**SOURCE DATA**
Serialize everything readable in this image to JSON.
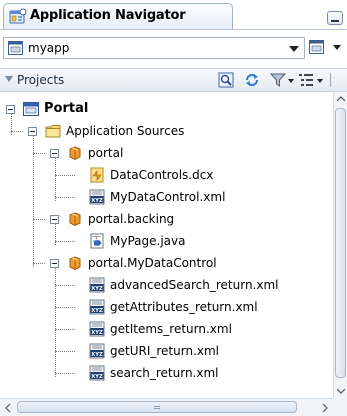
{
  "window": {
    "title": "Application Navigator",
    "minimize_icon": "minimize-icon"
  },
  "application": {
    "selected": "myapp",
    "icon": "application-icon"
  },
  "projects_bar": {
    "label": "Projects",
    "tools": [
      "navigator-icon",
      "refresh-icon",
      "filter-icon",
      "sort-icon"
    ]
  },
  "tree": [
    {
      "label": "Portal",
      "icon": "project-icon",
      "level": 0,
      "expanded": true,
      "bold": true
    },
    {
      "label": "Application Sources",
      "icon": "folder-icon",
      "level": 1,
      "expanded": true
    },
    {
      "label": "portal",
      "icon": "package-icon",
      "level": 2,
      "expanded": true
    },
    {
      "label": "DataControls.dcx",
      "icon": "dcx-file-icon",
      "level": 3
    },
    {
      "label": "MyDataControl.xml",
      "icon": "xml-file-icon",
      "level": 3
    },
    {
      "label": "portal.backing",
      "icon": "package-icon",
      "level": 2,
      "expanded": true
    },
    {
      "label": "MyPage.java",
      "icon": "java-file-icon",
      "level": 3
    },
    {
      "label": "portal.MyDataControl",
      "icon": "package-icon",
      "level": 2,
      "expanded": true
    },
    {
      "label": "advancedSearch_return.xml",
      "icon": "xml-file-icon",
      "level": 3
    },
    {
      "label": "getAttributes_return.xml",
      "icon": "xml-file-icon",
      "level": 3
    },
    {
      "label": "getItems_return.xml",
      "icon": "xml-file-icon",
      "level": 3
    },
    {
      "label": "getURI_return.xml",
      "icon": "xml-file-icon",
      "level": 3
    },
    {
      "label": "search_return.xml",
      "icon": "xml-file-icon",
      "level": 3
    }
  ]
}
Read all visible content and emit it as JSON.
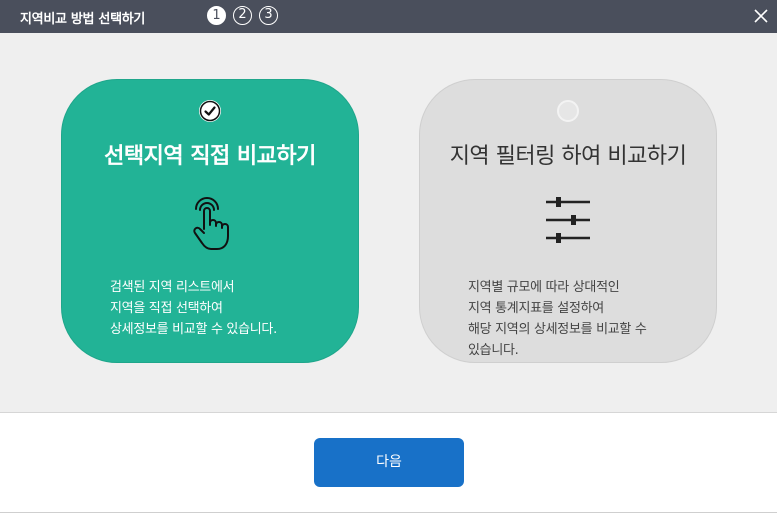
{
  "dialog": {
    "title": "지역비교 방법 선택하기",
    "steps": [
      "1",
      "2",
      "3"
    ],
    "active_step": "1"
  },
  "options": [
    {
      "title": "선택지역 직접 비교하기",
      "selected": true,
      "icon": "touch-hand-icon",
      "description": [
        "검색된 지역 리스트에서",
        "지역을 직접 선택하여",
        "상세정보를 비교할 수 있습니다."
      ]
    },
    {
      "title": "지역 필터링 하여 비교하기",
      "selected": false,
      "icon": "sliders-icon",
      "description": [
        "지역별 규모에 따라 상대적인",
        "지역 통계지표를 설정하여",
        "해당 지역의 상세정보를 비교할 수",
        "있습니다."
      ]
    }
  ],
  "footer": {
    "next_label": "다음"
  },
  "colors": {
    "titlebar": "#4a4f5c",
    "selected_card": "#22b396",
    "unselected_card": "#dddddd",
    "primary_button": "#1871c8"
  }
}
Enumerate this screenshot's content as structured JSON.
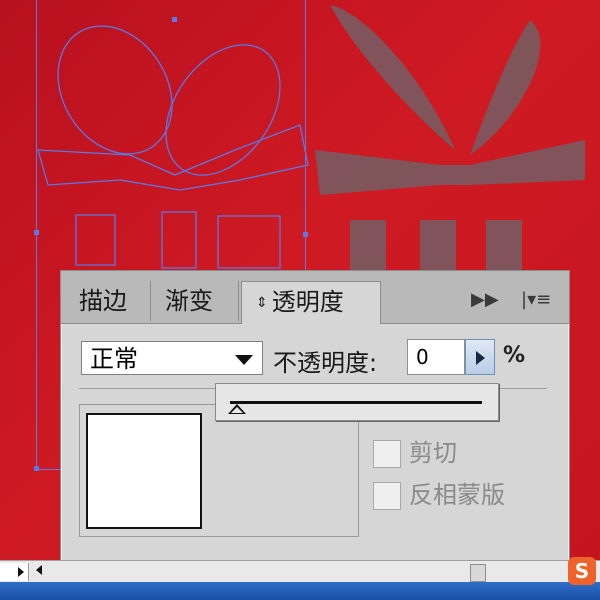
{
  "panel": {
    "tabs": [
      {
        "label": "描边",
        "active": false
      },
      {
        "label": "渐变",
        "active": false
      },
      {
        "label": "透明度",
        "active": true
      }
    ],
    "active_tab_arrow": "⇕",
    "blend_mode": "正常",
    "opacity_label": "不透明度:",
    "opacity_value": "0",
    "percent_sign": "%",
    "slider_value": 0,
    "clip_label": "剪切",
    "invert_mask_label": "反相蒙版",
    "clip_checked": false,
    "invert_mask_checked": false
  },
  "tray": {
    "ime_icon_letter": "S"
  },
  "colors": {
    "background_red": "#c41620",
    "selection_blue": "#5a78e6",
    "artwork_ghost": "#7a5a5f",
    "ime_orange": "#f0622b"
  }
}
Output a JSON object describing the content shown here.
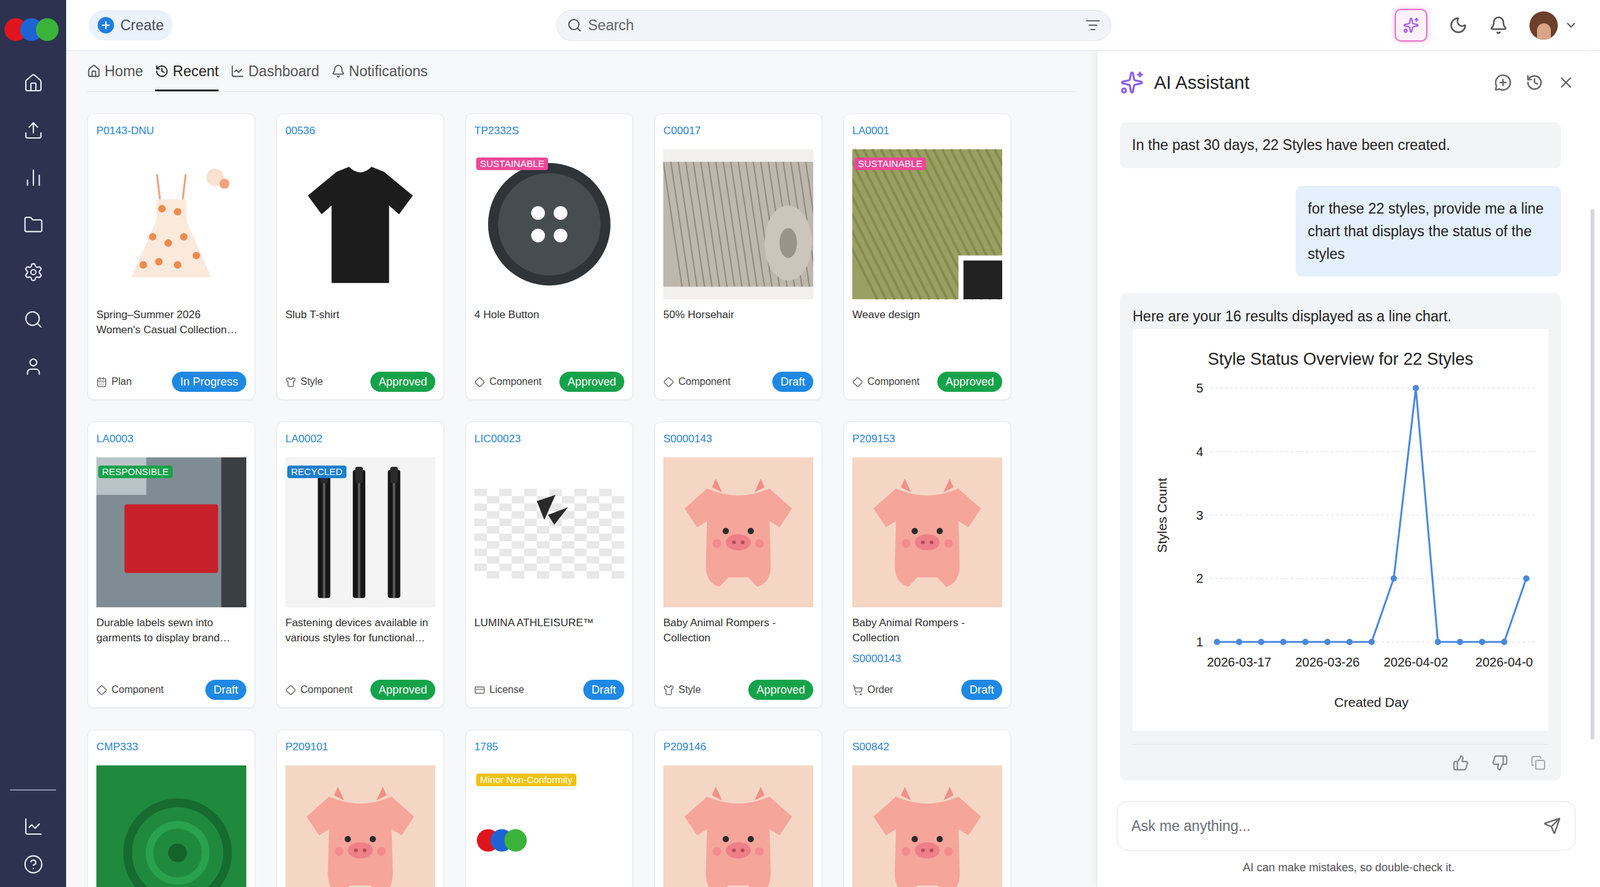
{
  "topbar": {
    "create": "Create",
    "search_placeholder": "Search",
    "assistant_open": true
  },
  "nav_tabs": [
    {
      "label": "Home",
      "selected": false
    },
    {
      "label": "Recent",
      "selected": true
    },
    {
      "label": "Dashboard",
      "selected": false
    },
    {
      "label": "Notifications",
      "selected": false
    }
  ],
  "cards": [
    {
      "code": "P0143-DNU",
      "title": "Spring–Summer 2026 Women's Casual Collection…",
      "kind": "plan",
      "type": "Plan",
      "status": {
        "label": "In Progress",
        "color": "#1e88e5"
      }
    },
    {
      "code": "00536",
      "title": "Slub T-shirt",
      "kind": "style",
      "type": "Style",
      "status": {
        "label": "Approved",
        "color": "#15a34a"
      }
    },
    {
      "code": "TP2332S",
      "tag": {
        "label": "SUSTAINABLE",
        "color": "#ec4899"
      },
      "title": "4 Hole Button",
      "kind": "component",
      "type": "Component",
      "status": {
        "label": "Approved",
        "color": "#15a34a"
      }
    },
    {
      "code": "C00017",
      "title": "50% Horsehair",
      "kind": "component",
      "type": "Component",
      "status": {
        "label": "Draft",
        "color": "#1e88e5"
      }
    },
    {
      "code": "LA0001",
      "tag": {
        "label": "SUSTAINABLE",
        "color": "#ec4899"
      },
      "title": "Weave design",
      "kind": "component",
      "type": "Component",
      "status": {
        "label": "Approved",
        "color": "#15a34a"
      }
    },
    {
      "code": "LA0003",
      "tag": {
        "label": "RESPONSIBLE",
        "color": "#16a34a"
      },
      "title": "Durable labels sewn into garments to display brand…",
      "kind": "component",
      "type": "Component",
      "status": {
        "label": "Draft",
        "color": "#1e88e5"
      }
    },
    {
      "code": "LA0002",
      "tag": {
        "label": "RECYCLED",
        "color": "#1d7fd1"
      },
      "title": "Fastening devices available in various styles for functional…",
      "kind": "component",
      "type": "Component",
      "status": {
        "label": "Approved",
        "color": "#15a34a"
      }
    },
    {
      "code": "LIC00023",
      "title": "LUMINA ATHLEISURE™",
      "kind": "license",
      "type": "License",
      "status": {
        "label": "Draft",
        "color": "#1e88e5"
      }
    },
    {
      "code": "S0000143",
      "title": "Baby Animal Rompers - Collection",
      "kind": "style",
      "type": "Style",
      "status": {
        "label": "Approved",
        "color": "#15a34a"
      }
    },
    {
      "code": "P209153",
      "title": "Baby Animal Rompers - Collection",
      "link": "S0000143",
      "kind": "order",
      "type": "Order",
      "status": {
        "label": "Draft",
        "color": "#1e88e5"
      }
    },
    {
      "code": "CMP333"
    },
    {
      "code": "P209101"
    },
    {
      "code": "1785",
      "tag": {
        "label": "Minor Non-Conformity",
        "color": "#f2c20f"
      }
    },
    {
      "code": "P209146"
    },
    {
      "code": "S00842"
    }
  ],
  "assistant": {
    "title": "AI Assistant",
    "messages": [
      {
        "role": "assistant",
        "text": "In the past 30 days, 22 Styles have been created."
      },
      {
        "role": "user",
        "text": "for these 22 styles, provide me a line chart that displays the status of the styles"
      },
      {
        "role": "assistant",
        "text": "Here are your 16 results displayed as a line chart.",
        "chart": {
          "title": "Style Status Overview for 22 Styles",
          "y_label": "Styles Count",
          "x_label": "Created Day",
          "y_ticks": [
            "1",
            "2",
            "3",
            "4",
            "5"
          ],
          "x_ticks": [
            {
              "label": "2026-03-17",
              "at": 1
            },
            {
              "label": "2026-03-26",
              "at": 5
            },
            {
              "label": "2026-04-02",
              "at": 9
            },
            {
              "label": "2026-04-0",
              "at": 13
            }
          ],
          "values": [
            1,
            1,
            1,
            1,
            1,
            1,
            1,
            1,
            2,
            5,
            1,
            1,
            1,
            1,
            2
          ]
        }
      }
    ],
    "input_placeholder": "Ask me anything...",
    "disclaimer": "AI can make mistakes, so double-check it."
  }
}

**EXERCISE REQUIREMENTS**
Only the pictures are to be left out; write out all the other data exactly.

**SOLVED EXERCISE**
Serialize everything readable in this image to JSON.
{
  "window": {
    "title": "Application Navigator",
    "minimize_icon": "minimize-icon"
  },
  "application": {
    "selected": "myapp",
    "icon": "application-icon"
  },
  "projects_bar": {
    "label": "Projects",
    "tools": [
      "navigator-icon",
      "refresh-icon",
      "filter-icon",
      "sort-icon"
    ]
  },
  "tree": [
    {
      "label": "Portal",
      "icon": "project-icon",
      "level": 0,
      "expanded": true,
      "bold": true
    },
    {
      "label": "Application Sources",
      "icon": "folder-icon",
      "level": 1,
      "expanded": true
    },
    {
      "label": "portal",
      "icon": "package-icon",
      "level": 2,
      "expanded": true
    },
    {
      "label": "DataControls.dcx",
      "icon": "dcx-file-icon",
      "level": 3
    },
    {
      "label": "MyDataControl.xml",
      "icon": "xml-file-icon",
      "level": 3
    },
    {
      "label": "portal.backing",
      "icon": "package-icon",
      "level": 2,
      "expanded": true
    },
    {
      "label": "MyPage.java",
      "icon": "java-file-icon",
      "level": 3
    },
    {
      "label": "portal.MyDataControl",
      "icon": "package-icon",
      "level": 2,
      "expanded": true
    },
    {
      "label": "advancedSearch_return.xml",
      "icon": "xml-file-icon",
      "level": 3
    },
    {
      "label": "getAttributes_return.xml",
      "icon": "xml-file-icon",
      "level": 3
    },
    {
      "label": "getItems_return.xml",
      "icon": "xml-file-icon",
      "level": 3
    },
    {
      "label": "getURI_return.xml",
      "icon": "xml-file-icon",
      "level": 3
    },
    {
      "label": "search_return.xml",
      "icon": "xml-file-icon",
      "level": 3
    }
  ]
}
Read all visible content and emit it as JSON.
{
  "dialog": {
    "title": "지역비교 방법 선택하기",
    "steps": [
      "1",
      "2",
      "3"
    ],
    "active_step": "1"
  },
  "options": [
    {
      "title": "선택지역 직접 비교하기",
      "selected": true,
      "icon": "touch-hand-icon",
      "description": [
        "검색된 지역 리스트에서",
        "지역을 직접 선택하여",
        "상세정보를 비교할 수 있습니다."
      ]
    },
    {
      "title": "지역 필터링 하여 비교하기",
      "selected": false,
      "icon": "sliders-icon",
      "description": [
        "지역별 규모에 따라 상대적인",
        "지역 통계지표를 설정하여",
        "해당 지역의 상세정보를 비교할 수",
        "있습니다."
      ]
    }
  ],
  "footer": {
    "next_label": "다음"
  },
  "colors": {
    "titlebar": "#4a4f5c",
    "selected_card": "#22b396",
    "unselected_card": "#dddddd",
    "primary_button": "#1871c8"
  }
}
Enumerate this screenshot's content as structured JSON.
{
  "panel": {
    "tabs": [
      {
        "label": "描边",
        "active": false
      },
      {
        "label": "渐变",
        "active": false
      },
      {
        "label": "透明度",
        "active": true
      }
    ],
    "active_tab_arrow": "⇕",
    "blend_mode": "正常",
    "opacity_label": "不透明度:",
    "opacity_value": "0",
    "percent_sign": "%",
    "slider_value": 0,
    "clip_label": "剪切",
    "invert_mask_label": "反相蒙版",
    "clip_checked": false,
    "invert_mask_checked": false
  },
  "tray": {
    "ime_icon_letter": "S"
  },
  "colors": {
    "background_red": "#c41620",
    "selection_blue": "#5a78e6",
    "artwork_ghost": "#7a5a5f",
    "ime_orange": "#f0622b"
  }
}
Output a JSON object describing the content shown here.
{
  "topbar": {
    "create": "Create",
    "search_placeholder": "Search",
    "assistant_open": true
  },
  "nav_tabs": [
    {
      "label": "Home",
      "selected": false
    },
    {
      "label": "Recent",
      "selected": true
    },
    {
      "label": "Dashboard",
      "selected": false
    },
    {
      "label": "Notifications",
      "selected": false
    }
  ],
  "cards": [
    {
      "code": "P0143-DNU",
      "title": "Spring–Summer 2026 Women's Casual Collection…",
      "kind": "plan",
      "type": "Plan",
      "status": {
        "label": "In Progress",
        "color": "#1e88e5"
      }
    },
    {
      "code": "00536",
      "title": "Slub T-shirt",
      "kind": "style",
      "type": "Style",
      "status": {
        "label": "Approved",
        "color": "#15a34a"
      }
    },
    {
      "code": "TP2332S",
      "tag": {
        "label": "SUSTAINABLE",
        "color": "#ec4899"
      },
      "title": "4 Hole Button",
      "kind": "component",
      "type": "Component",
      "status": {
        "label": "Approved",
        "color": "#15a34a"
      }
    },
    {
      "code": "C00017",
      "title": "50% Horsehair",
      "kind": "component",
      "type": "Component",
      "status": {
        "label": "Draft",
        "color": "#1e88e5"
      }
    },
    {
      "code": "LA0001",
      "tag": {
        "label": "SUSTAINABLE",
        "color": "#ec4899"
      },
      "title": "Weave design",
      "kind": "component",
      "type": "Component",
      "status": {
        "label": "Approved",
        "color": "#15a34a"
      }
    },
    {
      "code": "LA0003",
      "tag": {
        "label": "RESPONSIBLE",
        "color": "#16a34a"
      },
      "title": "Durable labels sewn into garments to display brand…",
      "kind": "component",
      "type": "Component",
      "status": {
        "label": "Draft",
        "color": "#1e88e5"
      }
    },
    {
      "code": "LA0002",
      "tag": {
        "label": "RECYCLED",
        "color": "#1d7fd1"
      },
      "title": "Fastening devices available in various styles for functional…",
      "kind": "component",
      "type": "Component",
      "status": {
        "label": "Approved",
        "color": "#15a34a"
      }
    },
    {
      "code": "LIC00023",
      "title": "LUMINA ATHLEISURE™",
      "kind": "license",
      "type": "License",
      "status": {
        "label": "Draft",
        "color": "#1e88e5"
      }
    },
    {
      "code": "S0000143",
      "title": "Baby Animal Rompers - Collection",
      "kind": "style",
      "type": "Style",
      "status": {
        "label": "Approved",
        "color": "#15a34a"
      }
    },
    {
      "code": "P209153",
      "title": "Baby Animal Rompers - Collection",
      "link": "S0000143",
      "kind": "order",
      "type": "Order",
      "status": {
        "label": "Draft",
        "color": "#1e88e5"
      }
    },
    {
      "code": "CMP333"
    },
    {
      "code": "P209101"
    },
    {
      "code": "1785",
      "tag": {
        "label": "Minor Non-Conformity",
        "color": "#f2c20f"
      }
    },
    {
      "code": "P209146"
    },
    {
      "code": "S00842"
    }
  ],
  "assistant": {
    "title": "AI Assistant",
    "messages": [
      {
        "role": "assistant",
        "text": "In the past 30 days, 22 Styles have been created."
      },
      {
        "role": "user",
        "text": "for these 22 styles, provide me a line chart that displays the status of the styles"
      },
      {
        "role": "assistant",
        "text": "Here are your 16 results displayed as a line chart.",
        "chart": {
          "title": "Style Status Overview for 22 Styles",
          "y_label": "Styles Count",
          "x_label": "Created Day",
          "y_ticks": [
            "1",
            "2",
            "3",
            "4",
            "5"
          ],
          "x_ticks": [
            {
              "label": "2026-03-17",
              "at": 1
            },
            {
              "label": "2026-03-26",
              "at": 5
            },
            {
              "label": "2026-04-02",
              "at": 9
            },
            {
              "label": "2026-04-0",
              "at": 13
            }
          ],
          "values": [
            1,
            1,
            1,
            1,
            1,
            1,
            1,
            1,
            2,
            5,
            1,
            1,
            1,
            1,
            2
          ]
        }
      }
    ],
    "input_placeholder": "Ask me anything...",
    "disclaimer": "AI can make mistakes, so double-check it."
  }
}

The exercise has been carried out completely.